§ **ASSIGNED TASK**
Write out an exact copy of the line with "Parse this screenshot: output" and of each line after it, through the end of the records below.

§ **RECORDS**
- Opening Delimiter -
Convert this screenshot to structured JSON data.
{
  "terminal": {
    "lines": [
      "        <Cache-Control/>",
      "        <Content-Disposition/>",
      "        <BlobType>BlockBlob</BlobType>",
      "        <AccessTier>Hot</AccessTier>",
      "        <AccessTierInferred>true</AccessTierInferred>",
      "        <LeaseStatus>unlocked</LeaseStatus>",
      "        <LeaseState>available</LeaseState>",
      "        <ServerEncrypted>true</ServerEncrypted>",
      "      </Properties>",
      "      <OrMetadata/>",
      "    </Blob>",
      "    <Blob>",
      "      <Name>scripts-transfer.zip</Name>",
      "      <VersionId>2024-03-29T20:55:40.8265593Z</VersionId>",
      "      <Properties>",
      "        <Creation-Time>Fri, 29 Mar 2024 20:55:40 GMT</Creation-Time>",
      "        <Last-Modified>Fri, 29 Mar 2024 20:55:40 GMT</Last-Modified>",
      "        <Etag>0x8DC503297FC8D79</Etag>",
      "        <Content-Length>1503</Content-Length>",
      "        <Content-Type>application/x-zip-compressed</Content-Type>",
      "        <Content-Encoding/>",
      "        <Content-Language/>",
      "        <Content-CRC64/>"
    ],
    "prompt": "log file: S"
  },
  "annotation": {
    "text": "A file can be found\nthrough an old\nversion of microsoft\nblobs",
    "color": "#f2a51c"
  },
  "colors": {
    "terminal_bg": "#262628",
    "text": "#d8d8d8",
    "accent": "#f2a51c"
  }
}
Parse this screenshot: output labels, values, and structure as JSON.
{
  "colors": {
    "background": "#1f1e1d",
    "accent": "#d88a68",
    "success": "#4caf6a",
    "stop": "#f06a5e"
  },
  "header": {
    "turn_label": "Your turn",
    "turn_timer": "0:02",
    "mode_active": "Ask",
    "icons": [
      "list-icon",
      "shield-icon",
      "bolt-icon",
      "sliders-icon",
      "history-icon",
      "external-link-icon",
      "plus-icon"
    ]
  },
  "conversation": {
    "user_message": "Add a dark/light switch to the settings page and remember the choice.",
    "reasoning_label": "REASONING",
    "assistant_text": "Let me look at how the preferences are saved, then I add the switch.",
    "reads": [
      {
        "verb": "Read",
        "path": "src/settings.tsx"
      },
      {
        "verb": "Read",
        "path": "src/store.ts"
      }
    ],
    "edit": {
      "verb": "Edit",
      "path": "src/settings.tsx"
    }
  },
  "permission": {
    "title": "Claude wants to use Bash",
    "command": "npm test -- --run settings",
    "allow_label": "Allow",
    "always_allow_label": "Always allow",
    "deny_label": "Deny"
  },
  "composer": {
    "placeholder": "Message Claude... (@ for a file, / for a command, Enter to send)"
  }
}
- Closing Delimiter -
§ **WORKED SOLUTION**
Parse this screenshot: output labels, values, and structure as JSON.
{
  "colors": {
    "background": "#1f1e1d",
    "accent": "#d88a68",
    "success": "#4caf6a",
    "stop": "#f06a5e"
  },
  "header": {
    "turn_label": "Your turn",
    "turn_timer": "0:02",
    "mode_active": "Ask",
    "icons": [
      "list-icon",
      "shield-icon",
      "bolt-icon",
      "sliders-icon",
      "history-icon",
      "external-link-icon",
      "plus-icon"
    ]
  },
  "conversation": {
    "user_message": "Add a dark/light switch to the settings page and remember the choice.",
    "reasoning_label": "REASONING",
    "assistant_text": "Let me look at how the preferences are saved, then I add the switch.",
    "reads": [
      {
        "verb": "Read",
        "path": "src/settings.tsx"
      },
      {
        "verb": "Read",
        "path": "src/store.ts"
      }
    ],
    "edit": {
      "verb": "Edit",
      "path": "src/settings.tsx"
    }
  },
  "permission": {
    "title": "Claude wants to use Bash",
    "command": "npm test -- --run settings",
    "allow_label": "Allow",
    "always_allow_label": "Always allow",
    "deny_label": "Deny"
  },
  "composer": {
    "placeholder": "Message Claude... (@ for a file, / for a command, Enter to send)"
  }
}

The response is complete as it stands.